“Traditional retirement benefit plans are designed for workers who are ending their primary careers at a certain age and after a certain number of years of service–not for the large numbers of workers who strike out on their own,” Conway said. “The absence of any form of long-term personal safety net can be problematic, especially for the gig economy worker who has not been regularly keeping up with self-employment tax responsibilities—which can result in a loss of Social Security benefits.”

 Gig workers cite a variety of reasons as to why they haven’t been more proactive in planning for their financial future, including having no access to an employer sponsored 401(k), insufficient income, and limited or no financial awareness around the importance of retirement planning. While some of these facets could improve, Conway suggests non-traditional workers should learn and understand up front what benefits are available. Some contractors are offered fringe benefits such as healthcare, disability coverage and, less common, access to retirement savings plans—depending on the company. Also, some major companies use national contracting services that provide benefits that most workers would find competitive in the marketplace.
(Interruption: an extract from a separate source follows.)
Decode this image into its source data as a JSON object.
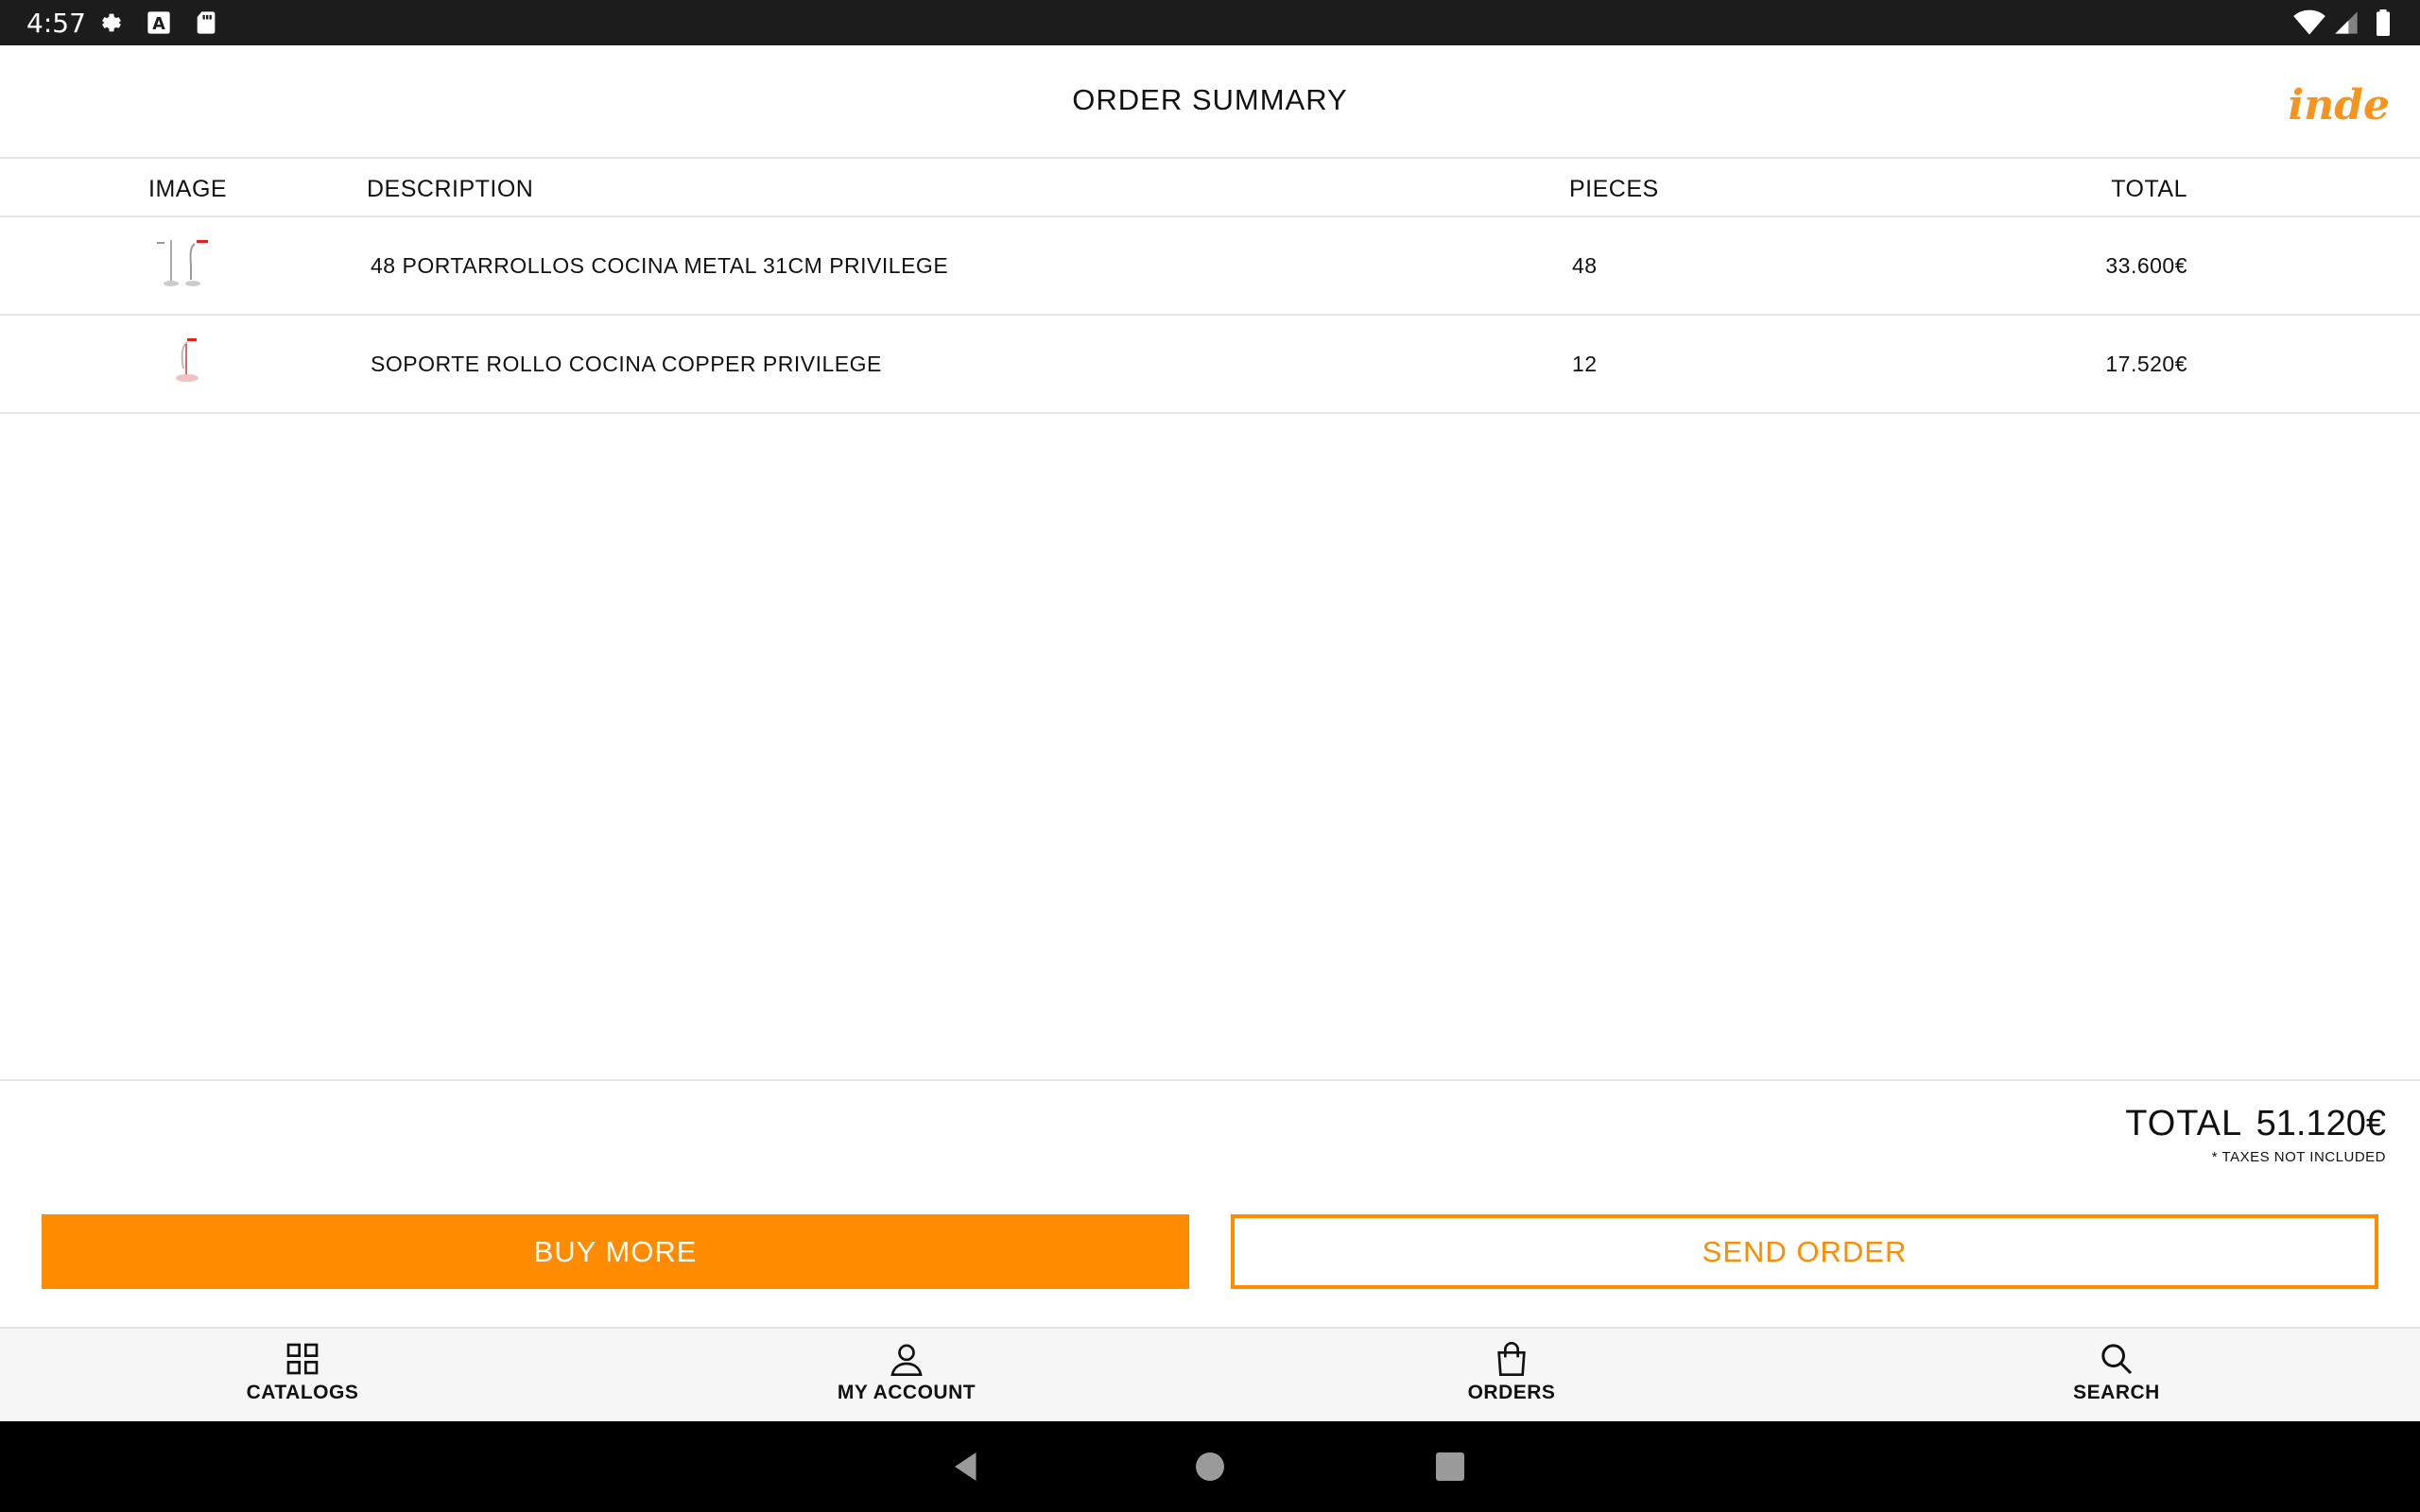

 If retirement benefits from the company are not an option, then nontraditional workers need to be disciplined to plan and save on their own.  Fortunately, Conway says, there are tax-efficient retirement savings vehicles available—and if properly used, can lead to transformational wealth building and provide for a stable retirement. Among the options available to gig workers are:

 An individual 401(k) plan

  • Self-Employed Pension (SEP) Plan
  • Pre-tax and post-tax Individual Retirement Accounts (IRAs)

 Highlighting the tax benefits associated with contributing to these plans, Conway also noted many gig workers leave money on the table by not contributing to them. For example, creating a tax-qualified SEP IRA could provide one of the highest tax deductions possible this tax year. Individual taxable income can be reduced by up to $61,000 in 2022 and $66,000 in 2023. That’s a significant benefit to the gig economy worker.

 It’s not only retirement benefits that are of concern in the gig economy, however; health insurance is another pressing issue. According to a recent survey, approximately 24% of gig economy workers have no health insurance coverage. Of the reasons for failing to secure health insurance, affordability remains the single largest reason for the gig worker’s uninsured status. The second most cited cause was insufficient knowledge of the availability of health benefit options in the marketplace.

 “Workers who choose self-employment through the gig economy have options available, but they are responsible for designing their own employee benefit plans and determining their financial futures, much more so than those who hold traditional jobs,” Conway said. “For gig workers ready to take the first step to protect their financial and personal well-being but don’t know where to start, they can find initial guidance through local financial institutions like credit unions and banks, as well as financial advisors and insurance agents.”

 About J.J. Conway Law

J.J. Conway Law was founded by John Joseph (J.J.) Conway in 1999 to work with individuals seeking full access to the employee benefits they have earned. The firm has been involved with nationally significant employee benefit, disability and pension cases, including class action lawsuits for such landmark decisions as requiring Michigan private insurers to cover autism health treatments for children through age 18 and protecting the pension rights of City of Detroit employees, police and firefighters as well as Wayne County employees by holding their trustees accountable for investment decisions. The firm’s motto is “Conquer Tomorrow®” and is dedicated to making tomorrow easier for their clients across the United States.  Learn more on the firm’s website.